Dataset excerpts
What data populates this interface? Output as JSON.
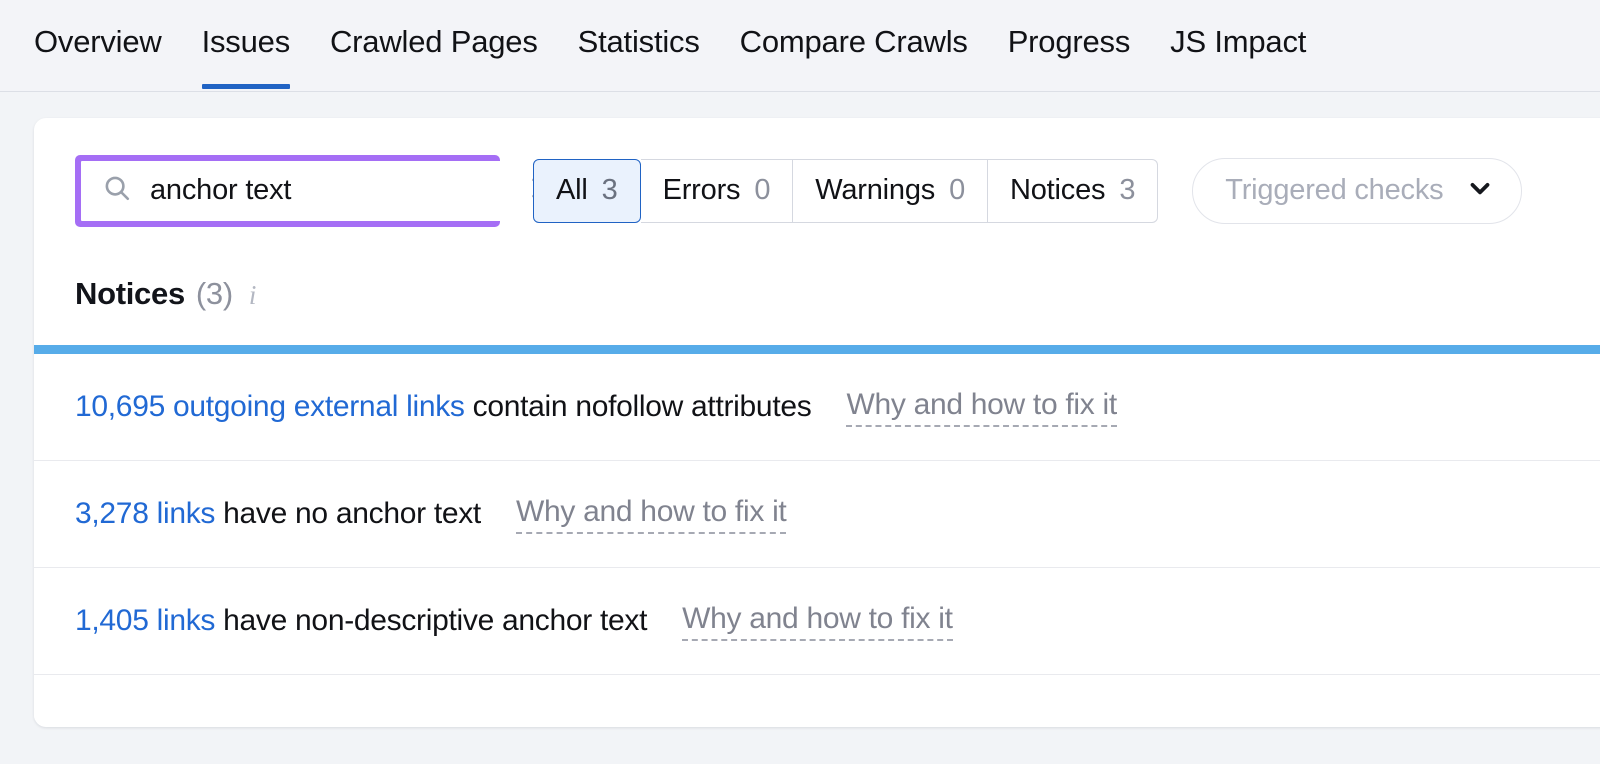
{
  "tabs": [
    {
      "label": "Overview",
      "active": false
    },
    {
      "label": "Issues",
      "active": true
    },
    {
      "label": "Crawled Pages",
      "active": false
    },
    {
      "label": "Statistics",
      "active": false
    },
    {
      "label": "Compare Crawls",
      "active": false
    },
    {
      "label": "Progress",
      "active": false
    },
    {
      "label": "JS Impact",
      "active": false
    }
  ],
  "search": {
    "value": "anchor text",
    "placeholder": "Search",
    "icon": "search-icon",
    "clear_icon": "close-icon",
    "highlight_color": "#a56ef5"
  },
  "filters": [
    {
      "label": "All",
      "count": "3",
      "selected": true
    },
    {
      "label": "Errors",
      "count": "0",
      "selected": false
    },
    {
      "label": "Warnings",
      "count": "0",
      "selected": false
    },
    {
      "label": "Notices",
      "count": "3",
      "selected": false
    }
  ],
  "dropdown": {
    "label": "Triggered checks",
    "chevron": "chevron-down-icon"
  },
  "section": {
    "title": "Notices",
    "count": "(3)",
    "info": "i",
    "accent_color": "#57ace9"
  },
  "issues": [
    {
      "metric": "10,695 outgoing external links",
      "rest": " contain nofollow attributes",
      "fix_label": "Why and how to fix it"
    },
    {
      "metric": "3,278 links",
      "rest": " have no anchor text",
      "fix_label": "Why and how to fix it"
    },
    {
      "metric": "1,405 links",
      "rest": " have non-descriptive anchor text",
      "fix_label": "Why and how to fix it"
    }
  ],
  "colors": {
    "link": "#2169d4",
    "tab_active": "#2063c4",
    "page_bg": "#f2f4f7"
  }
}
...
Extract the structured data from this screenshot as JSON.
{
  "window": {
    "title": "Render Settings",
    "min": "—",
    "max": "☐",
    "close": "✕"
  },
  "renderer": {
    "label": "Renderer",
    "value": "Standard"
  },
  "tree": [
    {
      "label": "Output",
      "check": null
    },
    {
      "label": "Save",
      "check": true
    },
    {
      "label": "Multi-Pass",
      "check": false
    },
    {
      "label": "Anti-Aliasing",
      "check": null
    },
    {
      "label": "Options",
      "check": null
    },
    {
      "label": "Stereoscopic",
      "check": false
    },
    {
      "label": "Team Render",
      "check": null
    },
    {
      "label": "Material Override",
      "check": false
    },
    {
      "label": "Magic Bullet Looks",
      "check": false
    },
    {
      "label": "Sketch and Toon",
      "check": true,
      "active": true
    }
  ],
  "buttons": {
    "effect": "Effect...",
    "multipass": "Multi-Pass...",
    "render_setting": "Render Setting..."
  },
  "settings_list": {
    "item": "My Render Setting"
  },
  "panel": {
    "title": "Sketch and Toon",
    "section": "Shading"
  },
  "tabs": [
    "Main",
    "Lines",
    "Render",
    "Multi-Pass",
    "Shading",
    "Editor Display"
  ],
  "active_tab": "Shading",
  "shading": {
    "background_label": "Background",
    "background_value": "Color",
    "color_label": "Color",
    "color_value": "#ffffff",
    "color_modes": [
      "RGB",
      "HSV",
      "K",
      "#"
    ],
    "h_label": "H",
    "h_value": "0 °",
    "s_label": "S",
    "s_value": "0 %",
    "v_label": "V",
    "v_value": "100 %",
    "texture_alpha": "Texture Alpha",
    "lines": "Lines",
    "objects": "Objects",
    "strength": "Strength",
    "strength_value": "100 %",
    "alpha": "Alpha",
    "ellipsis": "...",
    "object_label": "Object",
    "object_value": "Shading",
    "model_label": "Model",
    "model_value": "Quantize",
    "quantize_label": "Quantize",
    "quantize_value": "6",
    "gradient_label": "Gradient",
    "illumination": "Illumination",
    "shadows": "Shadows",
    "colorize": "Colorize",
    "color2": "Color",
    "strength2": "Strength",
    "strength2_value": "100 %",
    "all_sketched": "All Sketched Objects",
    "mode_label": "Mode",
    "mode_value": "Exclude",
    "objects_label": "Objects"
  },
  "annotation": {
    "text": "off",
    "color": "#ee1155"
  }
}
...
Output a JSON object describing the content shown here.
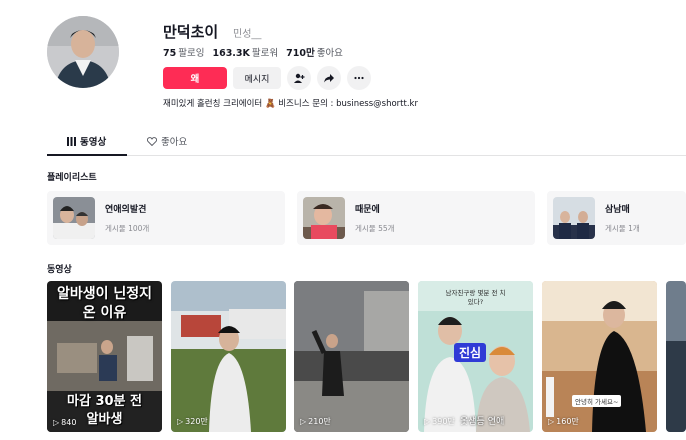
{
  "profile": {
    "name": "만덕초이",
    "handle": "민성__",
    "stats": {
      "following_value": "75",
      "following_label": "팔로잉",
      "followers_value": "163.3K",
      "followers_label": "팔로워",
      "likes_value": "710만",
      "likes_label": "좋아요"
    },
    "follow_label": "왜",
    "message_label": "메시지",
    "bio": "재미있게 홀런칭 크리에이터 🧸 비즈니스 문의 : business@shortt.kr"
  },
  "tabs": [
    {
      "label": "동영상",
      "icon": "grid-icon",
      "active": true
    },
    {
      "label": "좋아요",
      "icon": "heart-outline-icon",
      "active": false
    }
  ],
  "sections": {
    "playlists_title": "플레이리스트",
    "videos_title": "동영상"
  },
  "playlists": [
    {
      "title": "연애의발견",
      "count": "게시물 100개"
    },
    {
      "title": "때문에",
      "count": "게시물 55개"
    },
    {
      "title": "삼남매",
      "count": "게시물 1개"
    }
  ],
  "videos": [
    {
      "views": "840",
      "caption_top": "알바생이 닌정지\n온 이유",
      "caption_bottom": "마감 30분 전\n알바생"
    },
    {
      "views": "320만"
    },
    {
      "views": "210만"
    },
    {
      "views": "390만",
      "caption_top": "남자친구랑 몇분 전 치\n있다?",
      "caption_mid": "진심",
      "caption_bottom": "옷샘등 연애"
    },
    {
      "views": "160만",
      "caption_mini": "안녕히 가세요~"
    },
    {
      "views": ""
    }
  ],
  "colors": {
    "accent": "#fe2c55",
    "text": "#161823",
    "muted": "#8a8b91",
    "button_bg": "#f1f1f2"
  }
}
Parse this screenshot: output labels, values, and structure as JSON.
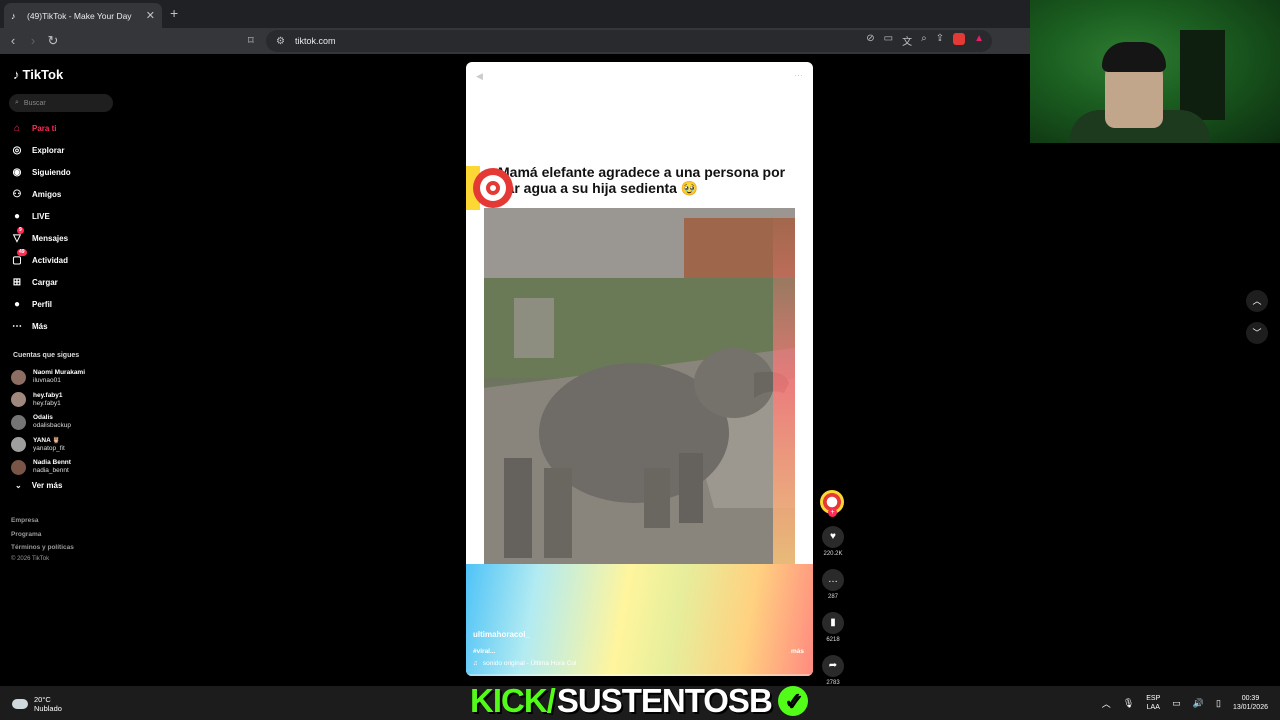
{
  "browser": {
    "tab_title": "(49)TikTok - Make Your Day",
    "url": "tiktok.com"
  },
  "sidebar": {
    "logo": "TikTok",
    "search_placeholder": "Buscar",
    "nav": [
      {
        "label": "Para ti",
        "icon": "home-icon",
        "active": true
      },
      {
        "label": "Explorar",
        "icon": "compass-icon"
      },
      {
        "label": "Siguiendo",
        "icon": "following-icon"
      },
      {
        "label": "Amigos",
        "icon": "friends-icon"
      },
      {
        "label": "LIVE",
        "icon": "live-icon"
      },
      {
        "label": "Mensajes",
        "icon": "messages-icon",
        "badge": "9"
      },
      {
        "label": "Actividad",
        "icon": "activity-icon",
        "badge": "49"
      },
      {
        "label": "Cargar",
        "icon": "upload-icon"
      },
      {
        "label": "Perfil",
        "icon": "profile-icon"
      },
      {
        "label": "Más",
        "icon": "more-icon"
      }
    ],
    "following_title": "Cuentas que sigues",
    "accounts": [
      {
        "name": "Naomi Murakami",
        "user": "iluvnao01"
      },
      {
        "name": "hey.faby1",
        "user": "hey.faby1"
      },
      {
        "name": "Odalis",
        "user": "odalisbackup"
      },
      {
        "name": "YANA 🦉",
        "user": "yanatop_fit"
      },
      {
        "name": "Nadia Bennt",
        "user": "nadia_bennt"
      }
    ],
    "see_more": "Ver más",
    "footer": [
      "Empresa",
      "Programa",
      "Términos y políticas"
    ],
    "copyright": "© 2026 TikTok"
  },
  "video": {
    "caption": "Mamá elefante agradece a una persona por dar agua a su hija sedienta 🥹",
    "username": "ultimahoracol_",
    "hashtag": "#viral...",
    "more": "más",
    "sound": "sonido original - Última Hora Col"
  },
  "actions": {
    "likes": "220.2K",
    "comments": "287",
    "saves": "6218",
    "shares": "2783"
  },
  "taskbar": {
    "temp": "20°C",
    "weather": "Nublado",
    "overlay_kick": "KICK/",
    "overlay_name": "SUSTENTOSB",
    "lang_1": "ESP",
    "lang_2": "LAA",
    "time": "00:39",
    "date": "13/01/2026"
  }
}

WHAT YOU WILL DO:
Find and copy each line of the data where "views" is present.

EXPECTED ANSWER:
      "views": "840",
      "views": "320만"
      "views": "210만"
      "views": "390만",
      "views": "160만",
      "views": ""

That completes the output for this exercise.